▶ _Prompt_:
Each entry below has to be written out again without any change.

▶ _Data records_:
◇ ◇ ◇

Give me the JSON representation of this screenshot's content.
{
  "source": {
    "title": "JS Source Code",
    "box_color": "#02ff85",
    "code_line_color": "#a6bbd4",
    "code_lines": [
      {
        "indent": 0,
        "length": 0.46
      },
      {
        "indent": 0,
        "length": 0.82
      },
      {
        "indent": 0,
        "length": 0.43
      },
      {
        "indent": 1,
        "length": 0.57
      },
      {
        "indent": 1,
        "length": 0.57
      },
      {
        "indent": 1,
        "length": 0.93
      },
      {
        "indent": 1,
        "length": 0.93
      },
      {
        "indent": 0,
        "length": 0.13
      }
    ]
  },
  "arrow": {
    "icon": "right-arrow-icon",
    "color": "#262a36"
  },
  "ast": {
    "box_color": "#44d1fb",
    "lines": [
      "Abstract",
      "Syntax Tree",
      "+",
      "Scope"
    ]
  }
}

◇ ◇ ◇

▶ _Task answer_:
Give me the JSON representation of this screenshot's content.
{
  "source": {
    "title": "JS Source Code",
    "box_color": "#02ff85",
    "code_line_color": "#a6bbd4",
    "code_lines": [
      {
        "indent": 0,
        "length": 0.46
      },
      {
        "indent": 0,
        "length": 0.82
      },
      {
        "indent": 0,
        "length": 0.43
      },
      {
        "indent": 1,
        "length": 0.57
      },
      {
        "indent": 1,
        "length": 0.57
      },
      {
        "indent": 1,
        "length": 0.93
      },
      {
        "indent": 1,
        "length": 0.93
      },
      {
        "indent": 0,
        "length": 0.13
      }
    ]
  },
  "arrow": {
    "icon": "right-arrow-icon",
    "color": "#262a36"
  },
  "ast": {
    "box_color": "#44d1fb",
    "lines": [
      "Abstract",
      "Syntax Tree",
      "+",
      "Scope"
    ]
  }
}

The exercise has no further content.